|The Urdu writer Ismat Chughtai (right) in a still from Shyam Benegal's 1857-set drama, Junoon (1978). Also seen: Jennifer Kendal Kapoor (left) & a very young Nafisa Ali|
It was in 1942 that Ismat Chughtai wrote what still remains her most talked-about story. ‘Lihaaf’ (The Quilt) first came out in an Urdu journal called Adab-e-Lateef and then in a collection of Ismat’s short stories published by Shahid Ahmed Dehlvi.
In December 1944, Ismat and her literary contemporary Saadat Hasan Manto were charged with obscenity. The second and definitive hearing in the case took place in Lahore in November 1946. Here is Ismat, in her autobiography Kaghazi Hai Pairahan, recounting with not a little relish how the case fell apart in the courtroom:
The witnesses who had turned up to prove “Lihaaf” obscene were thrown into confusion by my lawyer... After a good deal of reflection one of them said: “This phrase ‘… drawing lovers’ is obscene.”
“Which word is obscene, ‘draw’ or ‘lover’?” The lawyer asked.
“Lover,” replied the witness a little hesitantly.
“My lord, the word ‘lover’ has been used by great poets most liberally. It is also used in naats, poems written in praise of the Prophet. God-fearing people have accorded it a very high status.” “But it’s objectionable for girls to draw lovers to themselves,” said the witness. “Why?” “Because… because it’s objectionable for good girls to do so.”
“And if the girls are not good, then it is not objectionable?”
“My client must have referred to the girls who were not good. Yes madam, do you mean here that bad girls draw lovers?”
“Well, this may not be obscene. But it is reprehensible for an educated lady from a decent family to write about them.” the witness thundered.
“Censure it as much as you want. But it does not come within the purview of law.”
The issue lost much of its steam thereafter, writes Ismat. The implied
The division of the world into good girls and bad girls had always been of abiding interest to Ismat. The ninth of ten children, she grew up learning to ride and shoot and climb trees alongside her six brothers and three sisters. Her father, a deputy collector in places like Agra and Aligarh, was a remarkable man who gave all his children an education and the freedom to speak of anything under the sun. In a 1972 interview, Ismat attributed her early success as a writer to her frankness, and that frankness to her upbringing. “We were all frank, my father, my brothers, all of us. We never used to sit in separate groups, women in one place, men in another... We were all considered bold, rude and quarrelsome,” she told the Mahfil interviewer.
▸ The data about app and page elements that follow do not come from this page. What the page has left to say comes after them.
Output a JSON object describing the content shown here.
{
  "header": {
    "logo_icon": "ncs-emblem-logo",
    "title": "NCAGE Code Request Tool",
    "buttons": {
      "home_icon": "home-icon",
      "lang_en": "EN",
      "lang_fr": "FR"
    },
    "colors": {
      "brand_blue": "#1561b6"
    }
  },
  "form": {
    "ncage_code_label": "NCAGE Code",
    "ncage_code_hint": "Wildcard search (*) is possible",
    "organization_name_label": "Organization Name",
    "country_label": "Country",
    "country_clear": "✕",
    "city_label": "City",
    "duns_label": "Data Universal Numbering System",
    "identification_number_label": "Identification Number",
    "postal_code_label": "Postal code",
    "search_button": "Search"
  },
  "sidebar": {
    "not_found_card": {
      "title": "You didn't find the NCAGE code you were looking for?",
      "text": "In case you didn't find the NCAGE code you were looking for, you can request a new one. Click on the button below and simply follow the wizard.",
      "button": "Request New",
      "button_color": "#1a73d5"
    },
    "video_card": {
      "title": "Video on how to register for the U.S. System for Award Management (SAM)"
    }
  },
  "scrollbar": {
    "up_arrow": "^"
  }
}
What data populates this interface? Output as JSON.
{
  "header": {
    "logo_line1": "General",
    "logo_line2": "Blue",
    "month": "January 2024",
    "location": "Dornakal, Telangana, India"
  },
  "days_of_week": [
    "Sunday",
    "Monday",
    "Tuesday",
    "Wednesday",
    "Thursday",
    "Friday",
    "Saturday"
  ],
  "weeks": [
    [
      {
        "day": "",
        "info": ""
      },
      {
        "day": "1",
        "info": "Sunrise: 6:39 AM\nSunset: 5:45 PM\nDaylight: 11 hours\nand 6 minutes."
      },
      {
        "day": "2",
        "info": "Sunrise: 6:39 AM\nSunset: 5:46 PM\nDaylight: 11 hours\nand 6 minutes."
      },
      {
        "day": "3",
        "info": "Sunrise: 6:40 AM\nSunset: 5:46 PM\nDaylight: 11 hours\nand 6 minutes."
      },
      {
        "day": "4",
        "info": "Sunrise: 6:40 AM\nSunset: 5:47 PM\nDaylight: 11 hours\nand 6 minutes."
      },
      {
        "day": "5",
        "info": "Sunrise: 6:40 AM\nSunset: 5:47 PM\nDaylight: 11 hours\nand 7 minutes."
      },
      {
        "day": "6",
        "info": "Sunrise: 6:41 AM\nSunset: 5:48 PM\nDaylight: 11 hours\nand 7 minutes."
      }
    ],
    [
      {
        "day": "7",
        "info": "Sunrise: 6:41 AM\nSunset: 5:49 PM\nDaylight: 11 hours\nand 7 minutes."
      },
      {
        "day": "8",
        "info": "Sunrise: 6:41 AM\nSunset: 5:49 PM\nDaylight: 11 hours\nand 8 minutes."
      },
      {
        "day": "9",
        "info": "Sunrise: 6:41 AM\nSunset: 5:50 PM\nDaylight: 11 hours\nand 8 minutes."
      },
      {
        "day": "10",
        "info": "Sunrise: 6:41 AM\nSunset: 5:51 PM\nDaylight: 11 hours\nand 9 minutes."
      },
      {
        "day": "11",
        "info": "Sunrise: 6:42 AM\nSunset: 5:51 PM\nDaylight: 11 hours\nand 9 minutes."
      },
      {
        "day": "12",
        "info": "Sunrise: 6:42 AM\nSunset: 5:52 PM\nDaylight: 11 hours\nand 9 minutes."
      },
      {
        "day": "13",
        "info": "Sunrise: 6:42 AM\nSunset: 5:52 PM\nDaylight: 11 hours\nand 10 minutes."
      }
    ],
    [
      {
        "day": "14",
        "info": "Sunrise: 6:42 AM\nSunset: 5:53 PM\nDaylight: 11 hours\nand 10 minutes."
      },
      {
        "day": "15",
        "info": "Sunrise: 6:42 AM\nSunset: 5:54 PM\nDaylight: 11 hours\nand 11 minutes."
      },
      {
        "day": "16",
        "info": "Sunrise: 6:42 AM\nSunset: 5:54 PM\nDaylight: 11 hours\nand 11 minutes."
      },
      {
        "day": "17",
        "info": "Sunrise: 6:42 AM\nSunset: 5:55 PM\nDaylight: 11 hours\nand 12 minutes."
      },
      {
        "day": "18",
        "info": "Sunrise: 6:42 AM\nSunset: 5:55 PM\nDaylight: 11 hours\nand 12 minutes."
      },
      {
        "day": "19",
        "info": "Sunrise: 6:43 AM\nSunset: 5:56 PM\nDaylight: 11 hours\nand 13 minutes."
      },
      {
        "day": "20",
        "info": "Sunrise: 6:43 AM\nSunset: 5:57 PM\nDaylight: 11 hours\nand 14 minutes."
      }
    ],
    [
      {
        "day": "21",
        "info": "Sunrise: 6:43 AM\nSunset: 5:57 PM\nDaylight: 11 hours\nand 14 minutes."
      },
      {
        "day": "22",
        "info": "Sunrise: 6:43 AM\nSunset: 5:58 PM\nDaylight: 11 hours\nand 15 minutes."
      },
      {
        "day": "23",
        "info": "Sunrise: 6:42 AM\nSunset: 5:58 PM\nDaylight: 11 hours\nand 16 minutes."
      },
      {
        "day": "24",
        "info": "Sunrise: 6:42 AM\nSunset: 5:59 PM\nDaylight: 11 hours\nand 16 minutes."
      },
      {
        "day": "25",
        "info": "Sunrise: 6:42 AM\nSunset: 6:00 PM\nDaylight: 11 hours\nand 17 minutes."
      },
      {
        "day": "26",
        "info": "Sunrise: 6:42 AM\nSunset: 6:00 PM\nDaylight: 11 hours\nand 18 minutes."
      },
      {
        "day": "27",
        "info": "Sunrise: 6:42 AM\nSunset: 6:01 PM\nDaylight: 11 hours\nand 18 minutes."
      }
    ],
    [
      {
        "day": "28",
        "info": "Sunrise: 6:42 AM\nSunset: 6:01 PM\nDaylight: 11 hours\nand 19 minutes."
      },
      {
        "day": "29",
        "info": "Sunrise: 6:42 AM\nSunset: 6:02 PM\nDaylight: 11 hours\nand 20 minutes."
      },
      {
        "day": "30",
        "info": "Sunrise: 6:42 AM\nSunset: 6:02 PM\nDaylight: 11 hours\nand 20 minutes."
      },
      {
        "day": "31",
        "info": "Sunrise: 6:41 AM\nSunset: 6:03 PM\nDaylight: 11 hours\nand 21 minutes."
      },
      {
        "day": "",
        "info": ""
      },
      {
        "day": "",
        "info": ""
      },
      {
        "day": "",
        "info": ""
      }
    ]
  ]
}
But her autobiography makes clear that her forthrightness was highly unusual for a young woman, getting her “bashed up often for telling the truth”. “Purdah had already been imposed on me, but my tongue was a naked sword,” she writes. Here is an example of Ismat’s sword, piercing through the hypocritical veil of 'decency': “The apparently shy and respectable girls... allowed themselves to be grabbed, hugged and kissed in bathrooms and in dark corners by young men who were related to their families. Such girls were considered modest.”
Ismat’s first visit to Bombay was as an inspector of municipal schools. She took the opportunity to reconnect with Shahid Latif, whom she had met in Aligarh and who worked in Bombay Talkies. Upon her urging, he took her to watch a film being shot. The lure of the cinema was a powerful one, and Ismat soon began writing scripts for films. Her first script — Ziddi — was bought by Ashok Kumar, then helping to run Bombay Talkies, for the highly impressive sum of Rs 20,000. To offer a comparison, Ismat tells us the heroine Kamini Kaushal, then already a star, was signed on for Rs 20,000, while Dev Anand — for whom this was one of his first roles — got Rs 6,000.
Between the late 1940s and late 1950s, Ismat went on to write scripts for many other films in Bombay. Of these, Aarzoo, Sheesha, Buzdil
Published in Mumbai Mirror, 26 Aug 2018.